Following are ways to help curb the extra costs of staying gluten-free.
Get as much of your food as possible at regular supermarkets.
Most items on a celiac patient’s grocery shopping list will be naturally gluten-free, and it’s best to get these at regular supermarkets with the most competitive prices.
Do comparison shopping on the internet.
If there is an item you like, search for it on Google.com and check prices at a variety of sites, including Amazon.com. Prices can vary widely among mail order vendors. Be sure to compare shipping costs also.
When you order by mail, reduce shipping costs by placing large orders.
If you use an item regularly, try to order it by the case or carton. One vendor offers a single 22-ounce bag of gluten-free all-purpose flour for $3.89 plus $7.95 for shipping, and a case of 4 bags for $14 (a savings of $1.56) plus the same $7.95 for shipping –- which cuts the shipping cost per bag from $7.95 to $1.99. If your storage space is limited, perhaps friends or relatives will store items for you.
Join or start a support group, and place group orders.
Support groups can organize group orders to get discounts and share shipping charges. To locate a support group, start by checking our list of celiac organizations and support groups. Online, you can become a member (at no charge) of the Yahoo groups SillyYaks (Celiacs) Online Support Group and receive discounts from a variety of online vendors.

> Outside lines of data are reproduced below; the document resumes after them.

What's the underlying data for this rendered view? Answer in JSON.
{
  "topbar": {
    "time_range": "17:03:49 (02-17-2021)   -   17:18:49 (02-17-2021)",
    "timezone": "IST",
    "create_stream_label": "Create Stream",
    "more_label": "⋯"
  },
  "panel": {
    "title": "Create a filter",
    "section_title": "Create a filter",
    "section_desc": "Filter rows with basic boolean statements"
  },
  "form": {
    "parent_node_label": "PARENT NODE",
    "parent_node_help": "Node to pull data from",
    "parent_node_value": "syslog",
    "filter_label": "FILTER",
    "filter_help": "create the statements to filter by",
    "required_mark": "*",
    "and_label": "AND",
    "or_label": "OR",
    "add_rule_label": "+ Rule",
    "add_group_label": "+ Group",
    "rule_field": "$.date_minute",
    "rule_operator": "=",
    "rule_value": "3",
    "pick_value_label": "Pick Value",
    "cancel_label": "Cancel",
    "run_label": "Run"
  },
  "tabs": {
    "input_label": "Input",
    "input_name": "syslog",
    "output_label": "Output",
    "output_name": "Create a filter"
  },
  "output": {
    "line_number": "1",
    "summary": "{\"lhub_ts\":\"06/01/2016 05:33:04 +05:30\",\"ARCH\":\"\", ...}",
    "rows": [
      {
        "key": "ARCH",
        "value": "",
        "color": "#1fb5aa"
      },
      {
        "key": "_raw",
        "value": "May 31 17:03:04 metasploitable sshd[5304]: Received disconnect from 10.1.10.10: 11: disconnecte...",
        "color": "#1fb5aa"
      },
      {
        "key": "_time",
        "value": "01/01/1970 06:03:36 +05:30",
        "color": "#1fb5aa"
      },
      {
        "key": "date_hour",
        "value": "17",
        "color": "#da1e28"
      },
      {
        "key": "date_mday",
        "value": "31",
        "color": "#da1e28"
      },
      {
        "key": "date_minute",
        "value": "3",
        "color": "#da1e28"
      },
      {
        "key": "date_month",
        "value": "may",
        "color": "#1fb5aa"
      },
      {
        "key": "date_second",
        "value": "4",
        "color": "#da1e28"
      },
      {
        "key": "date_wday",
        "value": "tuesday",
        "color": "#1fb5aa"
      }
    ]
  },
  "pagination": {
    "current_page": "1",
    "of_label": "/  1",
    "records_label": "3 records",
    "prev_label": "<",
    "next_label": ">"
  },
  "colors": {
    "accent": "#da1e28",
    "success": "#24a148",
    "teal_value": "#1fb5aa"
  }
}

Use coupons and watch for sales.
Coupons for gluten-free foods are no longer unheard of. In particular, check out BeFreeForMe.com, a website that offers coupons and free samples of products free from gluten and a variety of allergens. In addition, don't forget that even online vendors have sales periodically. Sign up for their mailing lists, and visit their sites every now and then to check for specials even when you're not out of your favorite products.
Don’t put the entire household on a gluten-free diet.
Particularly when the celiac patient is a child, it’s tempting to make the entire household gluten-free, both to protect the child from gluten and to avoid having to prohibit the child from eating what others can have. Yet the cost of providing gluten-free items for nonceliacs will be high. Instead, think about purchasing gluten-free food just for the celiac patient. Review our tips for gluten-free safety at home and our guidelines for protecting against cross-contamination.
As often as possible, cook or bake from scratch.
When I was newly gluten-free and overwhelmed with the changes in my life, it was much easier to buy ready-made products than to even begin to think of baking. Further, I desperately wanted to sample all sorts of gluten-free baked goods to see how the taste compared to the foods I had to give up. Over time, however, I realized that I could bake delicious things from scratch for far less money, and with less fat and sugar, too. Teri Lee Gruss, About.com's Guide to Gluten-Free Cooking, has some great ideas about how to save money. Visit her site for her detailed instructions and her gluten-free budget entree recipes. Also take a look at our list of 35 basic gluten-free ingredients you can make at home.
Don’t throw out your baking mistakes or your stale gluten-free bread.
Don’t throw away your gluten-free products if you can salvage them for some other purpose. (See our tips for using stale gluten-free bread).
Appeal to your insurance carrier for reduced co-pays on brand-name drugs.
If you can’t use a generic form of a drug because it contains hidden gluten, call your insurance company to learn what you’ll need to do to get approval for the more expensive form.
Next Page: Flexible Spending Accounts, Tax Deductions for Gluten-Free Food, and More